For some younger women who are at high risk for developing breast cancer (due to a gene mutation, a strong family history, or previous radiation to the chest for cancer), the American Cancer Society recommends screening with yearly breast MRIs and mammograms beginning at age 30 and continuing for as long as the woman is in good health. But because the evidence about the best age at which to start screening is limited, this decision should be based on discussions between patients and their health care providers, taking into account personal circumstances and preferences.

Our document called Breast Cancer: Early Detection gives more details about the American Cancer Society breast cancer screening recommendations. It also tells you more about figuring out your breast cancer risk.

Mammograms for women with breast implants

Women who have implants are a special challenge for mammogram screening. The x-rays used for imaging the breasts cannot go through silicone or saline implants well enough to show the breast tissue that is over or under it. This means that the part of the breast tissue covered up by the implant will not be seen on the mammogram.

In order to see as much breast tissue as possible, women with implants have 4 extra pictures (2 on each breast) as well as the 4 standard pictures taken during a screening mammogram. In these extra x-ray pictures, called implant displacement (ID) views, the implant is pushed back against the chest wall and the breast is pulled forward over it. This allows better imaging of the front part of each breast. Implant displacement views are more difficult (and can be less comfortable) in women who have had hard scar tissue form around the implants (contractures). They are easier in women whose implants are placed underneath (behind) the chest muscle.

Although these women do have more pictures taken at each mammogram, the guidelines for how often women with implants should have screening mammograms are the same as for women without them. (See Breast Cancer: Early Detection for the American Cancer Society’s breast cancer screening guidelines.)

A ruptured (burst) implant can sometimes be diagnosed on a mammogram, but a ruptured implant will often look normal. Magnetic resonance imaging (MRI), on the other hand, is extremely good at finding an implant rupture. See the next section of this document for more information on MRI.

Very rarely, mammograms can cause an implant to rupture.

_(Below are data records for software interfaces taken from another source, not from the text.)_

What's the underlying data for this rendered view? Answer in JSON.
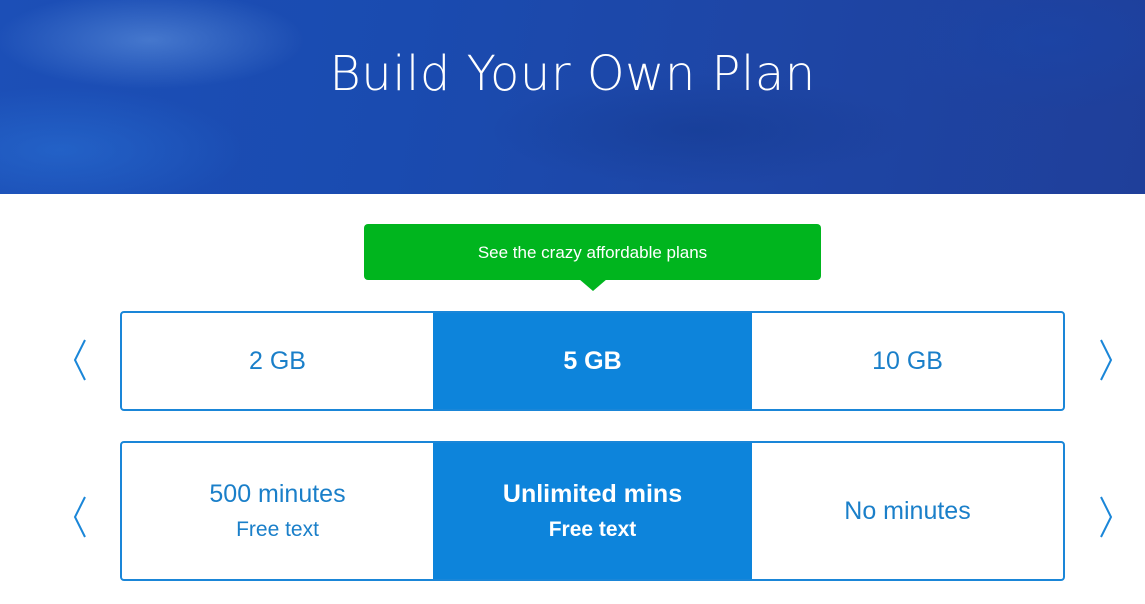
{
  "hero": {
    "title": "Build Your Own Plan"
  },
  "cta": {
    "label": "See the crazy affordable plans",
    "color": "#00b51e"
  },
  "data_selector": {
    "options": [
      {
        "label": "2 GB",
        "selected": false
      },
      {
        "label": "5 GB",
        "selected": true
      },
      {
        "label": "10 GB",
        "selected": false
      }
    ]
  },
  "minutes_selector": {
    "options": [
      {
        "label": "500 minutes",
        "sub": "Free text",
        "selected": false
      },
      {
        "label": "Unlimited mins",
        "sub": "Free text",
        "selected": true
      },
      {
        "label": "No minutes",
        "sub": "",
        "selected": false
      }
    ]
  },
  "icons": {
    "prev": "chevron-left-icon",
    "next": "chevron-right-icon"
  },
  "colors": {
    "accent": "#1a86d8",
    "selected_bg": "#0d84db",
    "hero_bg": "#1c4fb7"
  }
}
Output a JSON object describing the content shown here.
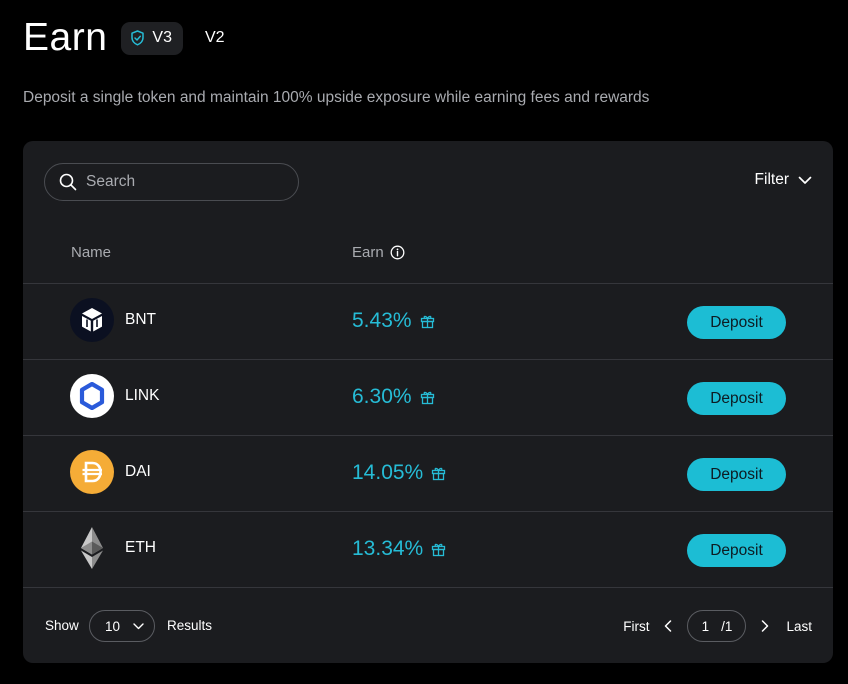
{
  "header": {
    "title": "Earn",
    "version_active": "V3",
    "version_inactive": "V2",
    "subtitle": "Deposit a single token and maintain 100% upside exposure while earning fees and rewards"
  },
  "search": {
    "placeholder": "Search"
  },
  "filter": {
    "label": "Filter"
  },
  "table": {
    "columns": {
      "name": "Name",
      "earn": "Earn"
    },
    "rows": [
      {
        "name": "BNT",
        "earn": "5.43%",
        "action": "Deposit",
        "icon": "bnt-icon"
      },
      {
        "name": "LINK",
        "earn": "6.30%",
        "action": "Deposit",
        "icon": "link-icon"
      },
      {
        "name": "DAI",
        "earn": "14.05%",
        "action": "Deposit",
        "icon": "dai-icon"
      },
      {
        "name": "ETH",
        "earn": "13.34%",
        "action": "Deposit",
        "icon": "eth-icon"
      }
    ]
  },
  "footer": {
    "show_label": "Show",
    "page_size": "10",
    "results_label": "Results",
    "first_label": "First",
    "current_page": "1",
    "total_pages": "/1",
    "last_label": "Last"
  },
  "colors": {
    "background": "#000000",
    "panel": "#1b1c1f",
    "accent": "#1cbdd4",
    "earn_text": "#26bcd6",
    "muted_text": "#a9abb0"
  }
}
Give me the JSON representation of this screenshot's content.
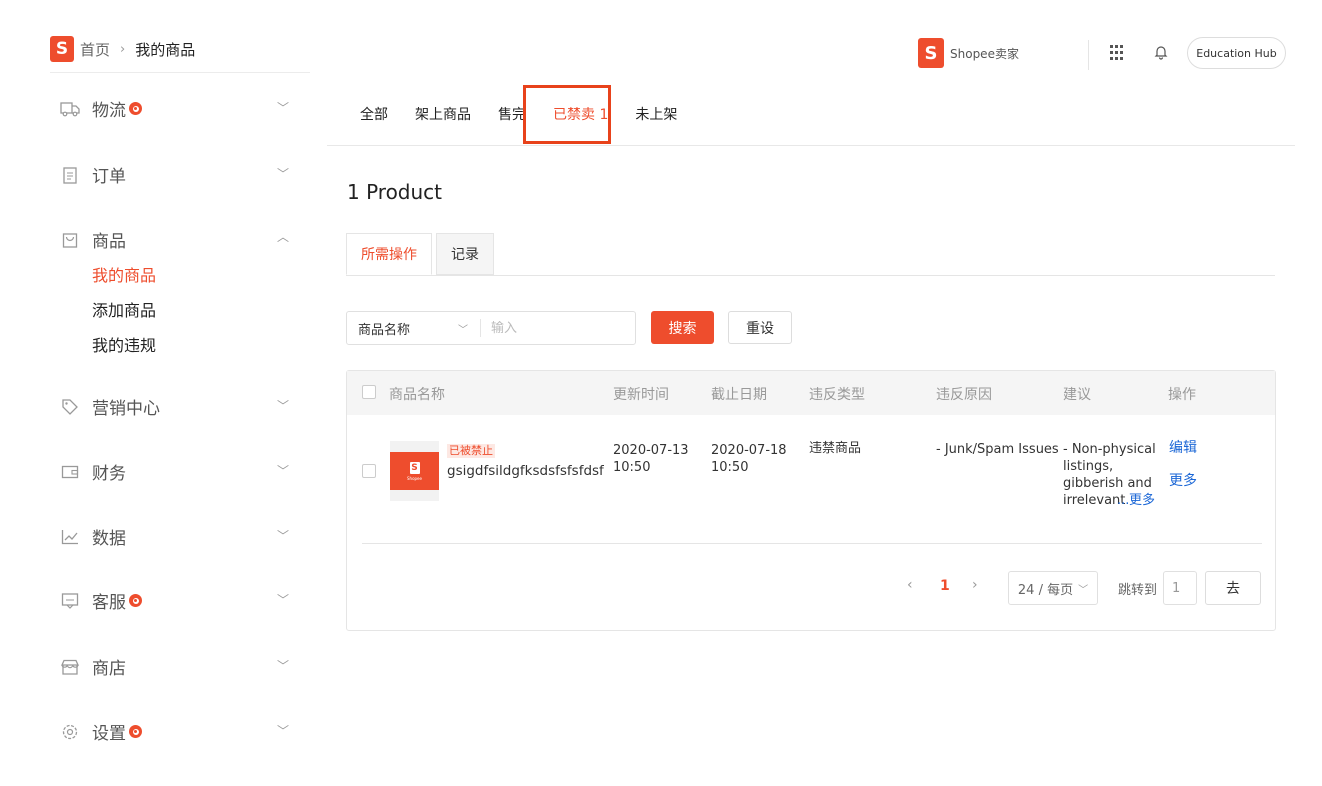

It’s important to tell the technologist before your mammogram if you have implants.

Last Medical Review: 12/08/2014
Last Revised: 10/20/2015